Archbishop Lukudu was speaking at at a special service in Juba to mark the one year anniversary of the South Sudan Civil War in which the ruling SPLM government of president Salva Kiir, himself a Catholic, massacred thousands of Nuer citizens in Juba last December 15, 2013.
“Somebody wants to be in power forever? It is not like that. It cannot be like that. You have a period to serve, and once it is finished, go and enjoy your brothers and sisters, and you become a normal servant. It is for a period of time, it is never forever,” he said.
The special mass took place after a memorial march from Malakia to Saint Theresa Kator Cathedral where mourners wearing black remembered the dead by walking through Juba with “candles of peace.”
At one point during the mass, South Sudanese security personnel entered the church, searching for one of the suspected organizers of the peace march.
In the days prior to the peace protest, security personnel sought to prevent the march from taking place, but it went ahead anyway.
“I think they are misusing power,” the Archbishop told the congregation. “I think we are misusing power, we are overvaluing power, misunderstanding power.”
Lukudu stressed that leaders are mere “servants” who derive their power from the people, not by birthright.
“Power is a humble gift of service to the people at large through the voice of the people for some specific period of time and not forever,” he said. “It is not a thing of my village. Power is not from my village. It is not from my father. It is a vocation.”

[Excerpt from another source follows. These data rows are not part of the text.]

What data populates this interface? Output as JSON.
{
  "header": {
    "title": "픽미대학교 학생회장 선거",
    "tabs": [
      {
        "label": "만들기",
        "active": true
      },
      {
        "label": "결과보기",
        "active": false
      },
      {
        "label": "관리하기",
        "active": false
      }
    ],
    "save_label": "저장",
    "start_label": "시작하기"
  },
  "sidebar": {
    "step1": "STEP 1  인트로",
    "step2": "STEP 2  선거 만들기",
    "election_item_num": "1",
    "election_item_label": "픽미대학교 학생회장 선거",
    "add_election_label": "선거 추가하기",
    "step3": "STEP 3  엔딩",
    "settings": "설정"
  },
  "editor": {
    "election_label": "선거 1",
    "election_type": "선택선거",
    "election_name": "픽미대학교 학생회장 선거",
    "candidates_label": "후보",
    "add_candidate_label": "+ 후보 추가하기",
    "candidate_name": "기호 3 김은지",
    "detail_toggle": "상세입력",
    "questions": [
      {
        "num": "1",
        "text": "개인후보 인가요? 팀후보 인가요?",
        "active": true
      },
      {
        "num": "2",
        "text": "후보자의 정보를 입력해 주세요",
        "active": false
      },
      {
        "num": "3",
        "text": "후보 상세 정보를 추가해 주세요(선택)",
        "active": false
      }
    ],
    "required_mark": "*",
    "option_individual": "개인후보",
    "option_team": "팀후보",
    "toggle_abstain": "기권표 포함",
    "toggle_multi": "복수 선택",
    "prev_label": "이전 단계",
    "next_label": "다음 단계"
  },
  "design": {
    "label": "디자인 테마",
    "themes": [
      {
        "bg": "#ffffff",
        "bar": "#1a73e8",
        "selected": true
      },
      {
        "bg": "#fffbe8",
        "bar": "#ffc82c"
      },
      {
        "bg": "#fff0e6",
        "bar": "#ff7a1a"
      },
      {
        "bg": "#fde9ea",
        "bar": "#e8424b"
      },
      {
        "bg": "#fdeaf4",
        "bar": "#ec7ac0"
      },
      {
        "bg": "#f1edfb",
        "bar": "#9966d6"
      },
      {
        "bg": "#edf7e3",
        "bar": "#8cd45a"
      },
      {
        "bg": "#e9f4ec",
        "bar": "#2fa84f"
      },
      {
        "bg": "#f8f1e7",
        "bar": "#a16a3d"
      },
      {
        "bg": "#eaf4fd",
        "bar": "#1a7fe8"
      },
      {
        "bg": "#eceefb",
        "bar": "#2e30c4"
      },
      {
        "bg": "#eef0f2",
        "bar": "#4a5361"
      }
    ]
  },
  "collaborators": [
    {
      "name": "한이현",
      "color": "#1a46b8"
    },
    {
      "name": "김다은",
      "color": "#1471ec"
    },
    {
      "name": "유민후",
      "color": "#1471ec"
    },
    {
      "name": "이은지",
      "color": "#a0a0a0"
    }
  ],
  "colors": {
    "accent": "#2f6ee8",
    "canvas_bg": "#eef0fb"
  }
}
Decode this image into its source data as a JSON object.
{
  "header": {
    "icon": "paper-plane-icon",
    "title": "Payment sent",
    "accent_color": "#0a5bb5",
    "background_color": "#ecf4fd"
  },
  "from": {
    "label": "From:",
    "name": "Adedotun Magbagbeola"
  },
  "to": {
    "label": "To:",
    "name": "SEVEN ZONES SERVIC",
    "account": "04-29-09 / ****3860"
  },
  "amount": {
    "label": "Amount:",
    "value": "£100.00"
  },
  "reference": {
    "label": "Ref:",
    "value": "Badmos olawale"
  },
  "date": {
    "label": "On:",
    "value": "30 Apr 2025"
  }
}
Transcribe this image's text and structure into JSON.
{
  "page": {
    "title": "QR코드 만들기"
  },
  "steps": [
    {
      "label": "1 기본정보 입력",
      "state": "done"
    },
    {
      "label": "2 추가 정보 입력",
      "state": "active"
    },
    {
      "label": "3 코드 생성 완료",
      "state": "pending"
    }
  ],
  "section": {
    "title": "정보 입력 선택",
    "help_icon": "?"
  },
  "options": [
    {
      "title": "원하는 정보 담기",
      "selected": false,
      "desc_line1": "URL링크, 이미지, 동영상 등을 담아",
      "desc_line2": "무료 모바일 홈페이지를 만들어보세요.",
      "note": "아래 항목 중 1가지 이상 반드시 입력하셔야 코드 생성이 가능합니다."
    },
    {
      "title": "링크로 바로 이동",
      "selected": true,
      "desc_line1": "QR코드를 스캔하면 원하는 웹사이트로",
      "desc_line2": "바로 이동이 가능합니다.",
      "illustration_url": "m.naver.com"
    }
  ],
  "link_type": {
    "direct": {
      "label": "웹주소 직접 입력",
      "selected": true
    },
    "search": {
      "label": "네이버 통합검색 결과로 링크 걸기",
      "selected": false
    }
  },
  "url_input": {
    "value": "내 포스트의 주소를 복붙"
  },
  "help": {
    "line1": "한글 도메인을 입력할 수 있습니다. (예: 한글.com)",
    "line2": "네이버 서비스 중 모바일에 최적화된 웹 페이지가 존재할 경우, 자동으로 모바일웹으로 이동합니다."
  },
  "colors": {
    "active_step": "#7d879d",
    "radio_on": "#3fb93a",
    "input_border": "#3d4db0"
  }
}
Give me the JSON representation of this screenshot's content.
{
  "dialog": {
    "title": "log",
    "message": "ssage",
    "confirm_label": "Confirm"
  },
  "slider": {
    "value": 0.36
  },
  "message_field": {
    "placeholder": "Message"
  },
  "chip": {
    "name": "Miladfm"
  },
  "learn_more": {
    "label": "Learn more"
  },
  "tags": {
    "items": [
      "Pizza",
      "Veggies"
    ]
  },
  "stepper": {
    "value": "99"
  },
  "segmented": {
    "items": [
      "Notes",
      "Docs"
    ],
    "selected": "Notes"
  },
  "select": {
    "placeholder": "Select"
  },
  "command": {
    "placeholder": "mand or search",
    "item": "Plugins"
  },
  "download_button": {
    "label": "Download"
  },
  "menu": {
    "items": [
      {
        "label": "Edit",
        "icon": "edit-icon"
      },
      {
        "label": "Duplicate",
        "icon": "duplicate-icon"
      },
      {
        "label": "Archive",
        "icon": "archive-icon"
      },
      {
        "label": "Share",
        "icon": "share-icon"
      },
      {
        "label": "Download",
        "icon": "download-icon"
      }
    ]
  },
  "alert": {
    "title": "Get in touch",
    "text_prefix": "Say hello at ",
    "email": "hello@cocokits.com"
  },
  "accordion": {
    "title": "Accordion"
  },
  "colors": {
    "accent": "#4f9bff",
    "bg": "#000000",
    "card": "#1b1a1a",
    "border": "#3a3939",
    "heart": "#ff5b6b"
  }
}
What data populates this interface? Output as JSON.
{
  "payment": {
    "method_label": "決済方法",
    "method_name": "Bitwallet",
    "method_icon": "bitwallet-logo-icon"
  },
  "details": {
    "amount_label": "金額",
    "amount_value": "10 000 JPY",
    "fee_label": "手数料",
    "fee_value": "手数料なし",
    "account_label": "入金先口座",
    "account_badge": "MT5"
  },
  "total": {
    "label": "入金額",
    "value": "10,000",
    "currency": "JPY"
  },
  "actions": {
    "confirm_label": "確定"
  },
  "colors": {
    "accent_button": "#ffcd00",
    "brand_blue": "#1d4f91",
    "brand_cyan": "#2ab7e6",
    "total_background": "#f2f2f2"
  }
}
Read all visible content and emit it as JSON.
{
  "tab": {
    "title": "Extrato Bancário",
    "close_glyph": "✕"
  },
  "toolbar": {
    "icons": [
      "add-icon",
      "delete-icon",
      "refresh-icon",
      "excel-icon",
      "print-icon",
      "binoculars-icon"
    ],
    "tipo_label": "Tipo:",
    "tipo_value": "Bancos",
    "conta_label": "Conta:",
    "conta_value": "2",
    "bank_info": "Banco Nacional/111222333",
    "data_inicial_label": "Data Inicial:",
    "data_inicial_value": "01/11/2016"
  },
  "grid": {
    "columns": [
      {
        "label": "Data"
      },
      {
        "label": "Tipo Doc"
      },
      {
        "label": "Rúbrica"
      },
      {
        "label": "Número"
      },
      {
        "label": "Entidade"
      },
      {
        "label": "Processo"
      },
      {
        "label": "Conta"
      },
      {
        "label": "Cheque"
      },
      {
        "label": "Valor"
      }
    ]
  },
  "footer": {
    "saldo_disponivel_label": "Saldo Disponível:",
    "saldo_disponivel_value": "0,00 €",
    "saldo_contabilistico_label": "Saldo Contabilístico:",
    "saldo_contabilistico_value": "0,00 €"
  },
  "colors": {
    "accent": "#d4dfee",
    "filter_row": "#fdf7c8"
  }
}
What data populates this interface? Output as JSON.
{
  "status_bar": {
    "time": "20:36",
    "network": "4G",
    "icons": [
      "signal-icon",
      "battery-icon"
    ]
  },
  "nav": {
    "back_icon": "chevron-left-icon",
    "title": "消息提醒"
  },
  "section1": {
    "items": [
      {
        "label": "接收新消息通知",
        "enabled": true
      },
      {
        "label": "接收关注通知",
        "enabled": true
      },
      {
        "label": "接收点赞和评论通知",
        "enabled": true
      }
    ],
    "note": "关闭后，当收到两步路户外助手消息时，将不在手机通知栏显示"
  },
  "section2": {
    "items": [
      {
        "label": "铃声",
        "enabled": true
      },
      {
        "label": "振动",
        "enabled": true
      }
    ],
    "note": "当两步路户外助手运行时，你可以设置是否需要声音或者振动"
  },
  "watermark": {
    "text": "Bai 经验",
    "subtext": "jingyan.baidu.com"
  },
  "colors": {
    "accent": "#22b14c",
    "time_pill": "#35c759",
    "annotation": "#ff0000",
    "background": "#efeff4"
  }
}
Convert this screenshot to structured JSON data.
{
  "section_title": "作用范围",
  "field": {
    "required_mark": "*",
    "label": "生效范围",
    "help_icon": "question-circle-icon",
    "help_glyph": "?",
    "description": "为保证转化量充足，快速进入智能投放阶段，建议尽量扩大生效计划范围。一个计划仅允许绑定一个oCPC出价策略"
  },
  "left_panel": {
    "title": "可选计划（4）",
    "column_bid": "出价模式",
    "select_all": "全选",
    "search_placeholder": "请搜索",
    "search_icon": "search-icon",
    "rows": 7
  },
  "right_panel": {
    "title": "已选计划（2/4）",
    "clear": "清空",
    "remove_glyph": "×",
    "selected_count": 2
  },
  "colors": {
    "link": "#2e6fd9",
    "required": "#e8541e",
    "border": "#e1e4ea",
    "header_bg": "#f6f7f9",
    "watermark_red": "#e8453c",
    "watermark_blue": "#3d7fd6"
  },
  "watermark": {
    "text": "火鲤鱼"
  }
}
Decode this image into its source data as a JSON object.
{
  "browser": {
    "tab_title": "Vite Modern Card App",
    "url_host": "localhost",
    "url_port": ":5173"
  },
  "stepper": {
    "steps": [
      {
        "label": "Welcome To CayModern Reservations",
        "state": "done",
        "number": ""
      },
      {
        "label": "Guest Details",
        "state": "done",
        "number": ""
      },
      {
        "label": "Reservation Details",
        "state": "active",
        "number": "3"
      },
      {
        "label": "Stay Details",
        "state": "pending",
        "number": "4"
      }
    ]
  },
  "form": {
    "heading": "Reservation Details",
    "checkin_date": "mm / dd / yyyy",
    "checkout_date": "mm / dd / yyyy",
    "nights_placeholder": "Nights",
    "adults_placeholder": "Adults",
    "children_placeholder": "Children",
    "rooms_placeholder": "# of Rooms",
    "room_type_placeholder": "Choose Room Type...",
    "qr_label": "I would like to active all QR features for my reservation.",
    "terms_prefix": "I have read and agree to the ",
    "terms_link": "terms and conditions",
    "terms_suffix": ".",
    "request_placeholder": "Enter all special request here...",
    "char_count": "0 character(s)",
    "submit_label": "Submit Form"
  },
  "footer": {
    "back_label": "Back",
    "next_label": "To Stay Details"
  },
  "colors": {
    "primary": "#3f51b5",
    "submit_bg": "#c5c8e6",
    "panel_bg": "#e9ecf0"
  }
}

Archbishop Lukudu cited the Pope in Rome as an example of a leader who views power appropriately.
“Our Holy Father the Pope generally calls himself the servant of the servants of God,” he explained. “He is the top leadership in the faith and the Pope calls himself ‘servant.’ Very correct. Leadership is not yours.”
‘We have ethnic problems’
The church leader went on to say that South Sudanese citizens must accept that they are divided by ethnicity.
“My brothers and sisters, at times we seem just to be burying our heads in the sand and we do not want to accept some realities of our situation,” he said.
“We need to recognize that we have a problem. We have tribal problems. We have ethnic problems.”
He said the problem of tribalism can only be addressed if it is acknowledged first.
“We must accept [our problems],” he said. “Then we should be able to address them peacefully, honestly, and correctly…rather than hiding them.”
The church elder closed his sermon by encouraging South Sudanese to begin reconciliation.
“Let us have the courage to say, ‘I forgive you. I am sorry. Forgive me, and I’ll forgive you,’ ” he said.
“Let us forgive one another, forgive and pardon, give and receive, so that we can be forgiven in this country…so we can begin a new life. Enough is enough, let us not again be bitter towards one another, we don’t want again to fight and kill ourselves.”